## WHAT YOU NEED TO DO
The answer is the set of lines that include "Ctrl", copied from the data below.

++++

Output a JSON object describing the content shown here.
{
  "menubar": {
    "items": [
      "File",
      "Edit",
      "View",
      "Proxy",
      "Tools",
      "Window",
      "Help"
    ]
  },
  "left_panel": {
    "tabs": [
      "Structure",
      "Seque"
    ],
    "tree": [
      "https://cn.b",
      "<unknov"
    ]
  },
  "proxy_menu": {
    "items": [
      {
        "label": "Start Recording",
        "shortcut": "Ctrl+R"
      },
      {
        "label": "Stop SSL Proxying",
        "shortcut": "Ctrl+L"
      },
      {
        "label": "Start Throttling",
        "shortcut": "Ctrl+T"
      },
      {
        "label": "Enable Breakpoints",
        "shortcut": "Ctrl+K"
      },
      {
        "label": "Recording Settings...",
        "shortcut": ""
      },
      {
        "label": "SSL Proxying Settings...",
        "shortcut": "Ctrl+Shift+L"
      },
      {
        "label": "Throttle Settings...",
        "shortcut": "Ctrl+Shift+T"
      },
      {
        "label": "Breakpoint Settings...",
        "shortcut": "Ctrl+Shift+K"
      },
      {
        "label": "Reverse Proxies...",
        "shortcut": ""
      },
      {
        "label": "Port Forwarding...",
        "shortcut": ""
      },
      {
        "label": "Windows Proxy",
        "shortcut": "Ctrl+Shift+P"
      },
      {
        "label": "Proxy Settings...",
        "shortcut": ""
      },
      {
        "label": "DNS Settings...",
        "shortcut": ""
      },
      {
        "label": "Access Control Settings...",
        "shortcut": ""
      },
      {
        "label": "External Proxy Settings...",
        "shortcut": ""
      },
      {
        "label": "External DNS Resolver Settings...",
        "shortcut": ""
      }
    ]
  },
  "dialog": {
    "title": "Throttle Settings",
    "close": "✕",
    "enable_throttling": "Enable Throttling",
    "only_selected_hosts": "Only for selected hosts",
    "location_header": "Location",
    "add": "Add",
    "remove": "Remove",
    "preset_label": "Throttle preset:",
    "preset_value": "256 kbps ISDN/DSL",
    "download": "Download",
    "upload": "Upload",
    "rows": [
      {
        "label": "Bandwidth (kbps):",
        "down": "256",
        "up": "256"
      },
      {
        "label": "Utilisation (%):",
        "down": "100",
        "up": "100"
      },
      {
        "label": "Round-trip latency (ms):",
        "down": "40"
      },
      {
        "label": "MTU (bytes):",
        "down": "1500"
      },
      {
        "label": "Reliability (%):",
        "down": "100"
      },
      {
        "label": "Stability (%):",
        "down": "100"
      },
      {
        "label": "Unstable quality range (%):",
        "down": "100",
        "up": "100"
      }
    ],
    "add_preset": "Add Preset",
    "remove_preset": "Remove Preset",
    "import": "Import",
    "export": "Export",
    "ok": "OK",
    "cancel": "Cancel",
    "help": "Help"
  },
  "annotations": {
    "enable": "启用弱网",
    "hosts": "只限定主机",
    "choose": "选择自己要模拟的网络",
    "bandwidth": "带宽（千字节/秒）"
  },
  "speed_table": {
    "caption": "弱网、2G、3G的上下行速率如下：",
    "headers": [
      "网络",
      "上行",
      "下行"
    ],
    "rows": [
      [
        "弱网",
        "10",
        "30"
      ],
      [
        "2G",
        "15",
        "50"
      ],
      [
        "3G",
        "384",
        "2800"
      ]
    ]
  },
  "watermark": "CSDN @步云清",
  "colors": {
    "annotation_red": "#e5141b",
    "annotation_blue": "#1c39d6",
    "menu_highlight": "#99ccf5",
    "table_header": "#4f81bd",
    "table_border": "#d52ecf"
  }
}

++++

## ANSWER TO THE EXERCISE
        "shortcut": "Ctrl+R"
        "shortcut": "Ctrl+L"
        "shortcut": "Ctrl+T"
        "shortcut": "Ctrl+K"
        "shortcut": "Ctrl+Shift+L"
        "shortcut": "Ctrl+Shift+T"
        "shortcut": "Ctrl+Shift+K"
        "shortcut": "Ctrl+Shift+P"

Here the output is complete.